Aim of the task:
Repeat each entry in full, exactly.

(Given information Opens)

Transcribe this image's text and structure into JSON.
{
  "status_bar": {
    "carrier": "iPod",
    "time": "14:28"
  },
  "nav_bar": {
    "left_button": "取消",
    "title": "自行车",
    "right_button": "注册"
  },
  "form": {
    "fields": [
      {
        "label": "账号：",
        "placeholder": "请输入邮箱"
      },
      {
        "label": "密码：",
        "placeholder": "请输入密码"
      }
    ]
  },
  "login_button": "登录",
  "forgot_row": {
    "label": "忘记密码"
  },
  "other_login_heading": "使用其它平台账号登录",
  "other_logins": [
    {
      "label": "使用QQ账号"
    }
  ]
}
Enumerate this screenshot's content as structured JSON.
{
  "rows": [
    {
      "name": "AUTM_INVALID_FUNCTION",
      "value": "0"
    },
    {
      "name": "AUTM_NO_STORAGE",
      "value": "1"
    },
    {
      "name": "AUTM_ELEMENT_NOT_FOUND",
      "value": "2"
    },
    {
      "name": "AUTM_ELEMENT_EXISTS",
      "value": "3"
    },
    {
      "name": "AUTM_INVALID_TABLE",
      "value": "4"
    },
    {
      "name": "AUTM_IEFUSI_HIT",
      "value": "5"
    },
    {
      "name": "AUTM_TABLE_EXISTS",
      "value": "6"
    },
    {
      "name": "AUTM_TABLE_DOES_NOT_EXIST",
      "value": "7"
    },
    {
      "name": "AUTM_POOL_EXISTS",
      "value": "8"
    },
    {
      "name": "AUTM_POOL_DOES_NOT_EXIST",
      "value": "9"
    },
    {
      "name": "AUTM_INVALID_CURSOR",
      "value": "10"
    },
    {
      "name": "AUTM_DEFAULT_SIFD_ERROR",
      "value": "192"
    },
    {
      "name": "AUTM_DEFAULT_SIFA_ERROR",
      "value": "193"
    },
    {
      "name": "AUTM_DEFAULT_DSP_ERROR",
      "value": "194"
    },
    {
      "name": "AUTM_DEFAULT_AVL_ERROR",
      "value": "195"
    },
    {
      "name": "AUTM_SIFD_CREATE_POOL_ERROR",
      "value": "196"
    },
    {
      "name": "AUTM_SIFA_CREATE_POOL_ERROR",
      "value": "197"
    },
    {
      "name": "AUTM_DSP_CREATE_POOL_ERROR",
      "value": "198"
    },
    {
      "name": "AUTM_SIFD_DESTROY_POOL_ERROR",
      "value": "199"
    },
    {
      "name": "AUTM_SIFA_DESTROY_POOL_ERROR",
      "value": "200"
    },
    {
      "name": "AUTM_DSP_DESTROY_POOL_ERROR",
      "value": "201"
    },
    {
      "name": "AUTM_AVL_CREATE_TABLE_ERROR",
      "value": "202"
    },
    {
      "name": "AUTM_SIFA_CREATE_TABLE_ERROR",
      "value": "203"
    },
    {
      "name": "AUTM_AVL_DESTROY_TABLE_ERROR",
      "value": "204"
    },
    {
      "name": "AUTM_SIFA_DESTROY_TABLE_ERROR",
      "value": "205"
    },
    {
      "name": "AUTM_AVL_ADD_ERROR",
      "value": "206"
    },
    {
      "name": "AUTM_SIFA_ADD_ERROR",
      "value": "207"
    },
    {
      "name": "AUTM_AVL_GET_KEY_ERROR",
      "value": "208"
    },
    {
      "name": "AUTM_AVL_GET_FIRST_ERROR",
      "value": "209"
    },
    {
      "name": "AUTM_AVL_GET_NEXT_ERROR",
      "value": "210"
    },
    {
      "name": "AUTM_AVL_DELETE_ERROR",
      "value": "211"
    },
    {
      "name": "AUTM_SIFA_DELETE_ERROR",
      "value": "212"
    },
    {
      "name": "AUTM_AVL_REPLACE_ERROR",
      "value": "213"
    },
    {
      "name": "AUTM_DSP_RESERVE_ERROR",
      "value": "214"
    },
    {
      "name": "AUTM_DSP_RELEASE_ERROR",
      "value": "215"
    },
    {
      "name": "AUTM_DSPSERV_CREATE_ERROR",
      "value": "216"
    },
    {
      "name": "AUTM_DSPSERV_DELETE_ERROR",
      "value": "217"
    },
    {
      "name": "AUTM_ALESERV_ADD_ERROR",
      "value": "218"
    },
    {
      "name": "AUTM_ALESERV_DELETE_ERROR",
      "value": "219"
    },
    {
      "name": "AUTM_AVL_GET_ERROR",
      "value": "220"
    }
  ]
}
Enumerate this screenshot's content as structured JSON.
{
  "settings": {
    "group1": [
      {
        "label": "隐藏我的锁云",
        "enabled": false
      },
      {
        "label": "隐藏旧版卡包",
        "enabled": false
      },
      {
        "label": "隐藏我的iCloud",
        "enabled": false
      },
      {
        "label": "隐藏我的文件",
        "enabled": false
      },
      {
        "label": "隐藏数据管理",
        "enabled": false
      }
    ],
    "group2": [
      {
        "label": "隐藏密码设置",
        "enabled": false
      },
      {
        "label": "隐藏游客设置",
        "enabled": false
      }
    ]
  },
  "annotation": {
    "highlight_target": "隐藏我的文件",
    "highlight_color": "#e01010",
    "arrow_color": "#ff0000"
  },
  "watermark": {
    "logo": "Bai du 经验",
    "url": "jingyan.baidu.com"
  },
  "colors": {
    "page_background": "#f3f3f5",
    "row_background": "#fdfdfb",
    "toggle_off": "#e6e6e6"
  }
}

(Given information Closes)

Solution to the exercise:
Transcribe this image's text and structure into JSON.
{
  "status_bar": {
    "carrier": "iPod",
    "time": "14:28"
  },
  "nav_bar": {
    "left_button": "取消",
    "title": "自行车",
    "right_button": "注册"
  },
  "form": {
    "fields": [
      {
        "label": "账号：",
        "placeholder": "请输入邮箱"
      },
      {
        "label": "密码：",
        "placeholder": "请输入密码"
      }
    ]
  },
  "login_button": "登录",
  "forgot_row": {
    "label": "忘记密码"
  },
  "other_login_heading": "使用其它平台账号登录",
  "other_logins": [
    {
      "label": "使用QQ账号"
    }
  ]
}
Enumerate this screenshot's content as structured JSON.
{
  "rows": [
    {
      "name": "AUTM_INVALID_FUNCTION",
      "value": "0"
    },
    {
      "name": "AUTM_NO_STORAGE",
      "value": "1"
    },
    {
      "name": "AUTM_ELEMENT_NOT_FOUND",
      "value": "2"
    },
    {
      "name": "AUTM_ELEMENT_EXISTS",
      "value": "3"
    },
    {
      "name": "AUTM_INVALID_TABLE",
      "value": "4"
    },
    {
      "name": "AUTM_IEFUSI_HIT",
      "value": "5"
    },
    {
      "name": "AUTM_TABLE_EXISTS",
      "value": "6"
    },
    {
      "name": "AUTM_TABLE_DOES_NOT_EXIST",
      "value": "7"
    },
    {
      "name": "AUTM_POOL_EXISTS",
      "value": "8"
    },
    {
      "name": "AUTM_POOL_DOES_NOT_EXIST",
      "value": "9"
    },
    {
      "name": "AUTM_INVALID_CURSOR",
      "value": "10"
    },
    {
      "name": "AUTM_DEFAULT_SIFD_ERROR",
      "value": "192"
    },
    {
      "name": "AUTM_DEFAULT_SIFA_ERROR",
      "value": "193"
    },
    {
      "name": "AUTM_DEFAULT_DSP_ERROR",
      "value": "194"
    },
    {
      "name": "AUTM_DEFAULT_AVL_ERROR",
      "value": "195"
    },
    {
      "name": "AUTM_SIFD_CREATE_POOL_ERROR",
      "value": "196"
    },
    {
      "name": "AUTM_SIFA_CREATE_POOL_ERROR",
      "value": "197"
    },
    {
      "name": "AUTM_DSP_CREATE_POOL_ERROR",
      "value": "198"
    },
    {
      "name": "AUTM_SIFD_DESTROY_POOL_ERROR",
      "value": "199"
    },
    {
      "name": "AUTM_SIFA_DESTROY_POOL_ERROR",
      "value": "200"
    },
    {
      "name": "AUTM_DSP_DESTROY_POOL_ERROR",
      "value": "201"
    },
    {
      "name": "AUTM_AVL_CREATE_TABLE_ERROR",
      "value": "202"
    },
    {
      "name": "AUTM_SIFA_CREATE_TABLE_ERROR",
      "value": "203"
    },
    {
      "name": "AUTM_AVL_DESTROY_TABLE_ERROR",
      "value": "204"
    },
    {
      "name": "AUTM_SIFA_DESTROY_TABLE_ERROR",
      "value": "205"
    },
    {
      "name": "AUTM_AVL_ADD_ERROR",
      "value": "206"
    },
    {
      "name": "AUTM_SIFA_ADD_ERROR",
      "value": "207"
    },
    {
      "name": "AUTM_AVL_GET_KEY_ERROR",
      "value": "208"
    },
    {
      "name": "AUTM_AVL_GET_FIRST_ERROR",
      "value": "209"
    },
    {
      "name": "AUTM_AVL_GET_NEXT_ERROR",
      "value": "210"
    },
    {
      "name": "AUTM_AVL_DELETE_ERROR",
      "value": "211"
    },
    {
      "name": "AUTM_SIFA_DELETE_ERROR",
      "value": "212"
    },
    {
      "name": "AUTM_AVL_REPLACE_ERROR",
      "value": "213"
    },
    {
      "name": "AUTM_DSP_RESERVE_ERROR",
      "value": "214"
    },
    {
      "name": "AUTM_DSP_RELEASE_ERROR",
      "value": "215"
    },
    {
      "name": "AUTM_DSPSERV_CREATE_ERROR",
      "value": "216"
    },
    {
      "name": "AUTM_DSPSERV_DELETE_ERROR",
      "value": "217"
    },
    {
      "name": "AUTM_ALESERV_ADD_ERROR",
      "value": "218"
    },
    {
      "name": "AUTM_ALESERV_DELETE_ERROR",
      "value": "219"
    },
    {
      "name": "AUTM_AVL_GET_ERROR",
      "value": "220"
    }
  ]
}
Enumerate this screenshot's content as structured JSON.
{
  "settings": {
    "group1": [
      {
        "label": "隐藏我的锁云",
        "enabled": false
      },
      {
        "label": "隐藏旧版卡包",
        "enabled": false
      },
      {
        "label": "隐藏我的iCloud",
        "enabled": false
      },
      {
        "label": "隐藏我的文件",
        "enabled": false
      },
      {
        "label": "隐藏数据管理",
        "enabled": false
      }
    ],
    "group2": [
      {
        "label": "隐藏密码设置",
        "enabled": false
      },
      {
        "label": "隐藏游客设置",
        "enabled": false
      }
    ]
  },
  "annotation": {
    "highlight_target": "隐藏我的文件",
    "highlight_color": "#e01010",
    "arrow_color": "#ff0000"
  },
  "watermark": {
    "logo": "Bai du 经验",
    "url": "jingyan.baidu.com"
  },
  "colors": {
    "page_background": "#f3f3f5",
    "row_background": "#fdfdfb",
    "toggle_off": "#e6e6e6"
  }
}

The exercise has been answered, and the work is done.